======== STORED DATA

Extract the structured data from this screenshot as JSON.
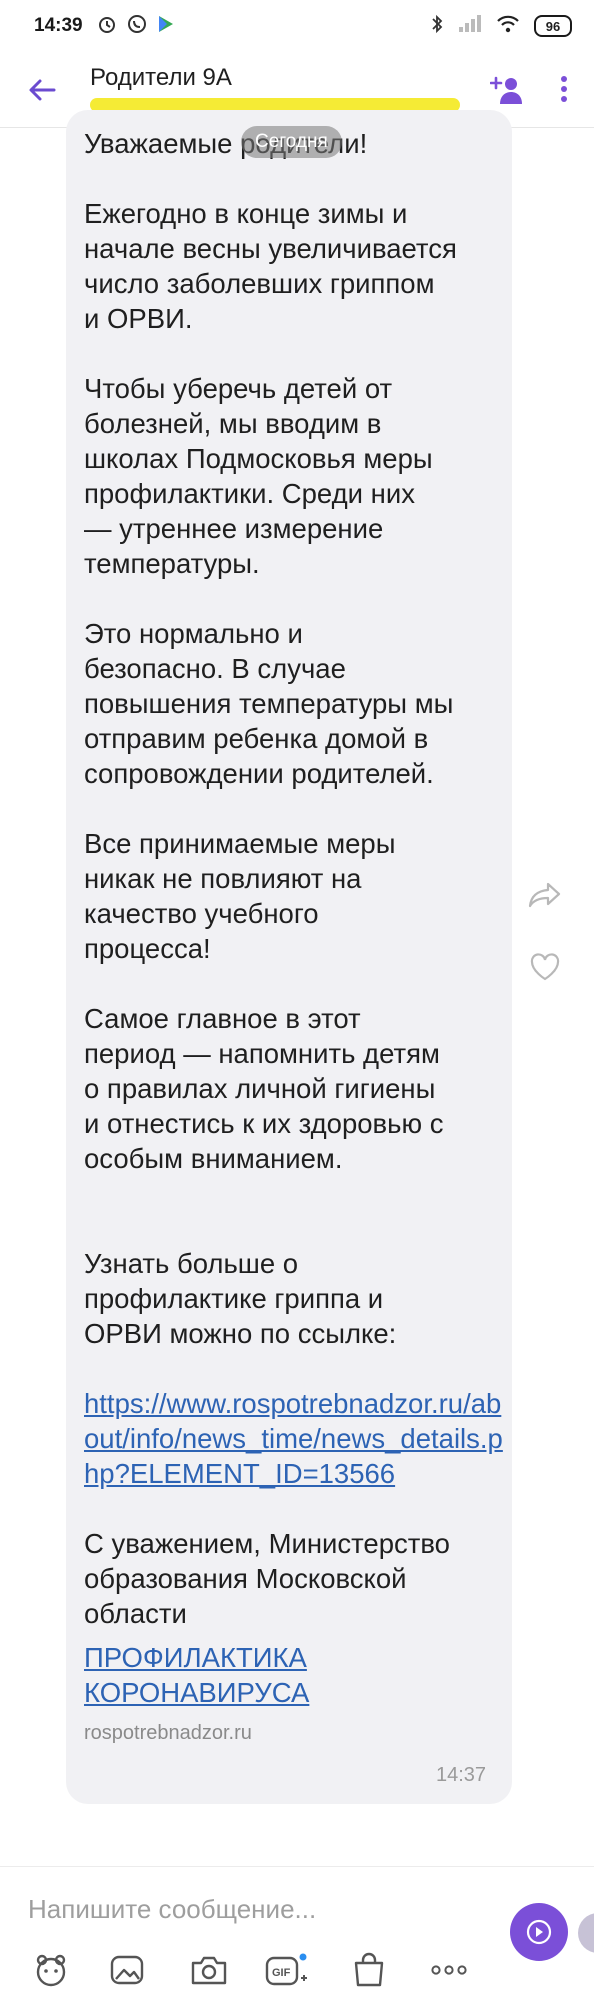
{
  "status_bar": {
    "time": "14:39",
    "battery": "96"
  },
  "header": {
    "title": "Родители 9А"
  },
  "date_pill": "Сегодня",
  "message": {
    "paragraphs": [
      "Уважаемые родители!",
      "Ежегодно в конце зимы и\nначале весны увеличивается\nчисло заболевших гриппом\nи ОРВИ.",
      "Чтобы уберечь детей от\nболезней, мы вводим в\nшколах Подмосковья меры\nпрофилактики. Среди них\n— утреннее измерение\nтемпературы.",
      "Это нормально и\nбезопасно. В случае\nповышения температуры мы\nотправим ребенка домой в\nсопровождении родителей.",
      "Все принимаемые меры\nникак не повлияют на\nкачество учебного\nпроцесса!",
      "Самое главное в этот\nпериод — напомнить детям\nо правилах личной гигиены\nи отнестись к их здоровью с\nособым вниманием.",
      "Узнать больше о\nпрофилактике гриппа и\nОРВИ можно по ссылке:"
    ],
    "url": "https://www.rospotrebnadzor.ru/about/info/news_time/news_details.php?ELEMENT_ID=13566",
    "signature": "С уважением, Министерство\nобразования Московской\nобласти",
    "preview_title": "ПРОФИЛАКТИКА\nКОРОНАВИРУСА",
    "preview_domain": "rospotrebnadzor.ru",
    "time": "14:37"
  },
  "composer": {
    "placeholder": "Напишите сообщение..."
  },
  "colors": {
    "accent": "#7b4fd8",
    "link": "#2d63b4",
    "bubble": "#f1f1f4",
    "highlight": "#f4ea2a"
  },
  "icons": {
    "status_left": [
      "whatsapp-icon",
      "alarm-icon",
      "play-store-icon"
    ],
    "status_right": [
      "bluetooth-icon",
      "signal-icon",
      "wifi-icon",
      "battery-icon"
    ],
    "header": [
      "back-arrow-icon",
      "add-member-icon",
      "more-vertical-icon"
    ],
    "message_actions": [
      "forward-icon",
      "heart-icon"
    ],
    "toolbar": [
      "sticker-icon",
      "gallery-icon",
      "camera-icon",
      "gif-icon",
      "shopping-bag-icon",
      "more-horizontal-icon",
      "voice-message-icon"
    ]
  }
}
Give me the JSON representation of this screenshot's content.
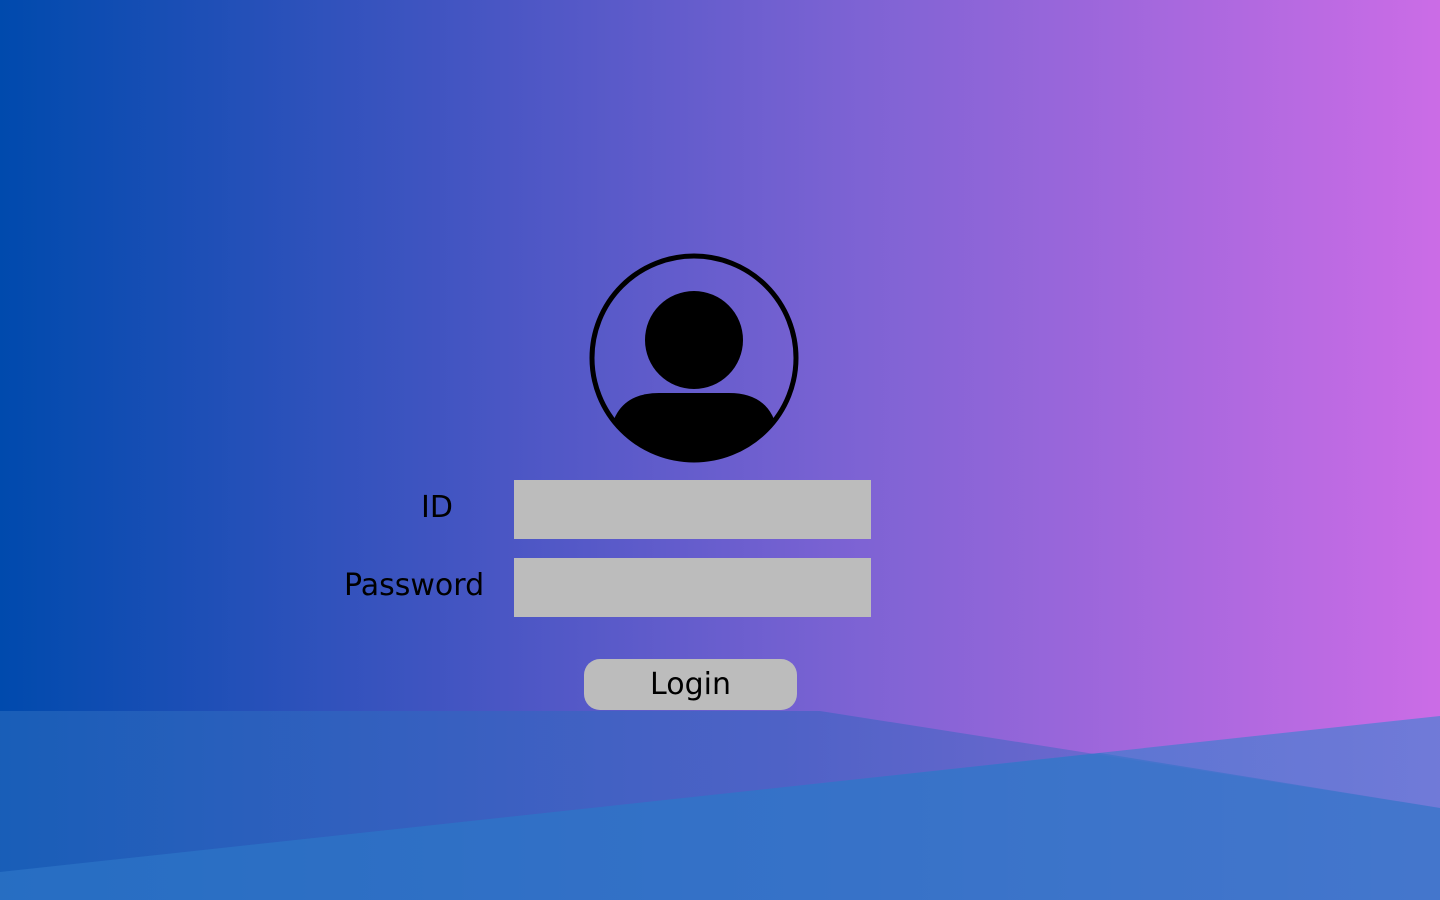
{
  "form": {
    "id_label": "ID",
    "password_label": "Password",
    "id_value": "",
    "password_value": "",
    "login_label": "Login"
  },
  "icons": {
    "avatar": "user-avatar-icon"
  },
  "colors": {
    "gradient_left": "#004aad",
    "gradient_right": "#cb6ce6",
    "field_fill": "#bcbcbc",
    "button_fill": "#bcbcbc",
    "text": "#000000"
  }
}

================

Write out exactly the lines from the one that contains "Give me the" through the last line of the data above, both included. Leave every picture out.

Give me the JSON representation of this screenshot's content.
{
  "form": {
    "id_label": "ID",
    "password_label": "Password",
    "id_value": "",
    "password_value": "",
    "login_label": "Login"
  },
  "icons": {
    "avatar": "user-avatar-icon"
  },
  "colors": {
    "gradient_left": "#004aad",
    "gradient_right": "#cb6ce6",
    "field_fill": "#bcbcbc",
    "button_fill": "#bcbcbc",
    "text": "#000000"
  }
}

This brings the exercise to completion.